Work instructions - The answer must be an exact copy of every entry.

Records supplied -
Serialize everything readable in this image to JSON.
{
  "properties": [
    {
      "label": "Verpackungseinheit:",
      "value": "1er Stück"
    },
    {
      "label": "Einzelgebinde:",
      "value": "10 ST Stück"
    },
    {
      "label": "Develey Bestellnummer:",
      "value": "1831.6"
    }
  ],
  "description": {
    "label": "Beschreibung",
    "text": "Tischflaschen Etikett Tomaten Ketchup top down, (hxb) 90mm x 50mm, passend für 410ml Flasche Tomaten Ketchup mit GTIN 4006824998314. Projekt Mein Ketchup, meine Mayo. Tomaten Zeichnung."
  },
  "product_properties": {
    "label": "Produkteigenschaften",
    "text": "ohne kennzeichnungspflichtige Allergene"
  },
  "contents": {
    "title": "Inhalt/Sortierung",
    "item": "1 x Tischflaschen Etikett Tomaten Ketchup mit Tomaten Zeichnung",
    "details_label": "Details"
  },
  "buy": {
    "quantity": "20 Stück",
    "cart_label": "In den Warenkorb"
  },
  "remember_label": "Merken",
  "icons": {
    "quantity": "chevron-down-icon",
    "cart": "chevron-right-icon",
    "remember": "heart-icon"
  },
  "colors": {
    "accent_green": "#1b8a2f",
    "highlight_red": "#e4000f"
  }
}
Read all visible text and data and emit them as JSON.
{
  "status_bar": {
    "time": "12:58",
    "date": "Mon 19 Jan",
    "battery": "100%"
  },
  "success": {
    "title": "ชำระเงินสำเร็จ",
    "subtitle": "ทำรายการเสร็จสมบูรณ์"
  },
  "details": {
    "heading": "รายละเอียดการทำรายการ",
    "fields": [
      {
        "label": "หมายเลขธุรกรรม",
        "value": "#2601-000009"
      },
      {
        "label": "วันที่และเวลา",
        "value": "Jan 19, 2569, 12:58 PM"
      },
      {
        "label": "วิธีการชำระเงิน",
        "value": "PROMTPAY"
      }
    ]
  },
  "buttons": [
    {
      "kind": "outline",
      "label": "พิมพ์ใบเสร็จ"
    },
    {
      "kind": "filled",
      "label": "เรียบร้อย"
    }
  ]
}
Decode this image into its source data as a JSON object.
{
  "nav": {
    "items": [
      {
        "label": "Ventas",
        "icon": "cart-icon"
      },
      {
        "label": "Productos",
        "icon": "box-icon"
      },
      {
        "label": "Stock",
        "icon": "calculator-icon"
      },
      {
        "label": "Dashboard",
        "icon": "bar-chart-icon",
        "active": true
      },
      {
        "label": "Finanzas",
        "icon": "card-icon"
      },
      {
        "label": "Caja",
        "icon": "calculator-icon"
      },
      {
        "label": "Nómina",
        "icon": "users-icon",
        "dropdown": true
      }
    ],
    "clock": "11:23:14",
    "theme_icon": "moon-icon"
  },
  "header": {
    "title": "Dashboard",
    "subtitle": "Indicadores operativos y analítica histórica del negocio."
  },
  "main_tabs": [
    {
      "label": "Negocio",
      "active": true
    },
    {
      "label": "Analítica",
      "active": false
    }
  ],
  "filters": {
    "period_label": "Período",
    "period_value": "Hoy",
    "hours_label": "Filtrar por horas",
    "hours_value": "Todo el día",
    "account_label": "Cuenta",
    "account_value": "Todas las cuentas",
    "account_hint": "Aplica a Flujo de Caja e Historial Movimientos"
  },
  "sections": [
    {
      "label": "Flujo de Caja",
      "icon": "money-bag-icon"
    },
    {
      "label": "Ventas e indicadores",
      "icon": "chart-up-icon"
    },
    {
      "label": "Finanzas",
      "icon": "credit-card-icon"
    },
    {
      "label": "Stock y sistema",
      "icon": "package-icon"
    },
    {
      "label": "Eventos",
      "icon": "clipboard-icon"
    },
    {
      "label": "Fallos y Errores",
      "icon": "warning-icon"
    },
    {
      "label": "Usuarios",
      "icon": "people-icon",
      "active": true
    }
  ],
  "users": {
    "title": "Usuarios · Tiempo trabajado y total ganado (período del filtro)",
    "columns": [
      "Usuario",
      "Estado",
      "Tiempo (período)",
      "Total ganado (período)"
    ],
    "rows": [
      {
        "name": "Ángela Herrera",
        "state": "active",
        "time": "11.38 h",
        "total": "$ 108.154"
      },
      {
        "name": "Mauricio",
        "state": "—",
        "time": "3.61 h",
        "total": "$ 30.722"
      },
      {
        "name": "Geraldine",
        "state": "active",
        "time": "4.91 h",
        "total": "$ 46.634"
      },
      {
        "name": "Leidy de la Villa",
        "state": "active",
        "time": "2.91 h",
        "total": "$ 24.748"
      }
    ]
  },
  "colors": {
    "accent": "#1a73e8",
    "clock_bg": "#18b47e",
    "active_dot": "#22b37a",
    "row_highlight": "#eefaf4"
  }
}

Answer space -
Serialize everything readable in this image to JSON.
{
  "properties": [
    {
      "label": "Verpackungseinheit:",
      "value": "1er Stück"
    },
    {
      "label": "Einzelgebinde:",
      "value": "10 ST Stück"
    },
    {
      "label": "Develey Bestellnummer:",
      "value": "1831.6"
    }
  ],
  "description": {
    "label": "Beschreibung",
    "text": "Tischflaschen Etikett Tomaten Ketchup top down, (hxb) 90mm x 50mm, passend für 410ml Flasche Tomaten Ketchup mit GTIN 4006824998314. Projekt Mein Ketchup, meine Mayo. Tomaten Zeichnung."
  },
  "product_properties": {
    "label": "Produkteigenschaften",
    "text": "ohne kennzeichnungspflichtige Allergene"
  },
  "contents": {
    "title": "Inhalt/Sortierung",
    "item": "1 x Tischflaschen Etikett Tomaten Ketchup mit Tomaten Zeichnung",
    "details_label": "Details"
  },
  "buy": {
    "quantity": "20 Stück",
    "cart_label": "In den Warenkorb"
  },
  "remember_label": "Merken",
  "icons": {
    "quantity": "chevron-down-icon",
    "cart": "chevron-right-icon",
    "remember": "heart-icon"
  },
  "colors": {
    "accent_green": "#1b8a2f",
    "highlight_red": "#e4000f"
  }
}
Read all visible text and data and emit them as JSON.
{
  "status_bar": {
    "time": "12:58",
    "date": "Mon 19 Jan",
    "battery": "100%"
  },
  "success": {
    "title": "ชำระเงินสำเร็จ",
    "subtitle": "ทำรายการเสร็จสมบูรณ์"
  },
  "details": {
    "heading": "รายละเอียดการทำรายการ",
    "fields": [
      {
        "label": "หมายเลขธุรกรรม",
        "value": "#2601-000009"
      },
      {
        "label": "วันที่และเวลา",
        "value": "Jan 19, 2569, 12:58 PM"
      },
      {
        "label": "วิธีการชำระเงิน",
        "value": "PROMTPAY"
      }
    ]
  },
  "buttons": [
    {
      "kind": "outline",
      "label": "พิมพ์ใบเสร็จ"
    },
    {
      "kind": "filled",
      "label": "เรียบร้อย"
    }
  ]
}
Decode this image into its source data as a JSON object.
{
  "nav": {
    "items": [
      {
        "label": "Ventas",
        "icon": "cart-icon"
      },
      {
        "label": "Productos",
        "icon": "box-icon"
      },
      {
        "label": "Stock",
        "icon": "calculator-icon"
      },
      {
        "label": "Dashboard",
        "icon": "bar-chart-icon",
        "active": true
      },
      {
        "label": "Finanzas",
        "icon": "card-icon"
      },
      {
        "label": "Caja",
        "icon": "calculator-icon"
      },
      {
        "label": "Nómina",
        "icon": "users-icon",
        "dropdown": true
      }
    ],
    "clock": "11:23:14",
    "theme_icon": "moon-icon"
  },
  "header": {
    "title": "Dashboard",
    "subtitle": "Indicadores operativos y analítica histórica del negocio."
  },
  "main_tabs": [
    {
      "label": "Negocio",
      "active": true
    },
    {
      "label": "Analítica",
      "active": false
    }
  ],
  "filters": {
    "period_label": "Período",
    "period_value": "Hoy",
    "hours_label": "Filtrar por horas",
    "hours_value": "Todo el día",
    "account_label": "Cuenta",
    "account_value": "Todas las cuentas",
    "account_hint": "Aplica a Flujo de Caja e Historial Movimientos"
  },
  "sections": [
    {
      "label": "Flujo de Caja",
      "icon": "money-bag-icon"
    },
    {
      "label": "Ventas e indicadores",
      "icon": "chart-up-icon"
    },
    {
      "label": "Finanzas",
      "icon": "credit-card-icon"
    },
    {
      "label": "Stock y sistema",
      "icon": "package-icon"
    },
    {
      "label": "Eventos",
      "icon": "clipboard-icon"
    },
    {
      "label": "Fallos y Errores",
      "icon": "warning-icon"
    },
    {
      "label": "Usuarios",
      "icon": "people-icon",
      "active": true
    }
  ],
  "users": {
    "title": "Usuarios · Tiempo trabajado y total ganado (período del filtro)",
    "columns": [
      "Usuario",
      "Estado",
      "Tiempo (período)",
      "Total ganado (período)"
    ],
    "rows": [
      {
        "name": "Ángela Herrera",
        "state": "active",
        "time": "11.38 h",
        "total": "$ 108.154"
      },
      {
        "name": "Mauricio",
        "state": "—",
        "time": "3.61 h",
        "total": "$ 30.722"
      },
      {
        "name": "Geraldine",
        "state": "active",
        "time": "4.91 h",
        "total": "$ 46.634"
      },
      {
        "name": "Leidy de la Villa",
        "state": "active",
        "time": "2.91 h",
        "total": "$ 24.748"
      }
    ]
  },
  "colors": {
    "accent": "#1a73e8",
    "clock_bg": "#18b47e",
    "active_dot": "#22b37a",
    "row_highlight": "#eefaf4"
  }
}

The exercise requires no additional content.